- **INPUT DATA**:
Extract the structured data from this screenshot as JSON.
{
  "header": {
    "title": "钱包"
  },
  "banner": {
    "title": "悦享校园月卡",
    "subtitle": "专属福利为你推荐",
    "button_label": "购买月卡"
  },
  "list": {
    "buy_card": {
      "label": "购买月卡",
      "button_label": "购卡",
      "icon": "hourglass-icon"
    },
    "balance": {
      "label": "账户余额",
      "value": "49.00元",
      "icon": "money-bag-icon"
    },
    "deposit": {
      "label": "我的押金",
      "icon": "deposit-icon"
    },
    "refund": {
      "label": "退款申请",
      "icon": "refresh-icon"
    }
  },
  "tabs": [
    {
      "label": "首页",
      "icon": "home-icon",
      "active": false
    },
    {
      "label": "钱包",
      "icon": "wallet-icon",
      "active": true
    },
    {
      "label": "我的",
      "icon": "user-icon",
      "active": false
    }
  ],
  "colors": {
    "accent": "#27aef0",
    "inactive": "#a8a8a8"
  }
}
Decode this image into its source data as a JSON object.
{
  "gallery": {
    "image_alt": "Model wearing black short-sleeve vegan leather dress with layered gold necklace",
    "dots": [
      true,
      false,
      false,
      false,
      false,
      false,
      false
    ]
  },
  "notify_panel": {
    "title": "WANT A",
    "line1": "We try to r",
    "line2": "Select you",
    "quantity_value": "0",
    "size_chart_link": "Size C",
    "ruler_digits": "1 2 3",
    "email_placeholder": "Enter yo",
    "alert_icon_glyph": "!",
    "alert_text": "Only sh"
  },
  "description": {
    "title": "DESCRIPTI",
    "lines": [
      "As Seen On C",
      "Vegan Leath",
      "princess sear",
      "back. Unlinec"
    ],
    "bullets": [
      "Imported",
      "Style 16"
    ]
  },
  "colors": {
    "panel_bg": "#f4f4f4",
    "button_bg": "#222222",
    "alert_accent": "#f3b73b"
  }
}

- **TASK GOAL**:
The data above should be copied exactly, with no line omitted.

- **PROBLEM SOLUTION**:
Extract the structured data from this screenshot as JSON.
{
  "header": {
    "title": "钱包"
  },
  "banner": {
    "title": "悦享校园月卡",
    "subtitle": "专属福利为你推荐",
    "button_label": "购买月卡"
  },
  "list": {
    "buy_card": {
      "label": "购买月卡",
      "button_label": "购卡",
      "icon": "hourglass-icon"
    },
    "balance": {
      "label": "账户余额",
      "value": "49.00元",
      "icon": "money-bag-icon"
    },
    "deposit": {
      "label": "我的押金",
      "icon": "deposit-icon"
    },
    "refund": {
      "label": "退款申请",
      "icon": "refresh-icon"
    }
  },
  "tabs": [
    {
      "label": "首页",
      "icon": "home-icon",
      "active": false
    },
    {
      "label": "钱包",
      "icon": "wallet-icon",
      "active": true
    },
    {
      "label": "我的",
      "icon": "user-icon",
      "active": false
    }
  ],
  "colors": {
    "accent": "#27aef0",
    "inactive": "#a8a8a8"
  }
}
Decode this image into its source data as a JSON object.
{
  "gallery": {
    "image_alt": "Model wearing black short-sleeve vegan leather dress with layered gold necklace",
    "dots": [
      true,
      false,
      false,
      false,
      false,
      false,
      false
    ]
  },
  "notify_panel": {
    "title": "WANT A",
    "line1": "We try to r",
    "line2": "Select you",
    "quantity_value": "0",
    "size_chart_link": "Size C",
    "ruler_digits": "1 2 3",
    "email_placeholder": "Enter yo",
    "alert_icon_glyph": "!",
    "alert_text": "Only sh"
  },
  "description": {
    "title": "DESCRIPTI",
    "lines": [
      "As Seen On C",
      "Vegan Leath",
      "princess sear",
      "back. Unlinec"
    ],
    "bullets": [
      "Imported",
      "Style 16"
    ]
  },
  "colors": {
    "panel_bg": "#f4f4f4",
    "button_bg": "#222222",
    "alert_accent": "#f3b73b"
  }
}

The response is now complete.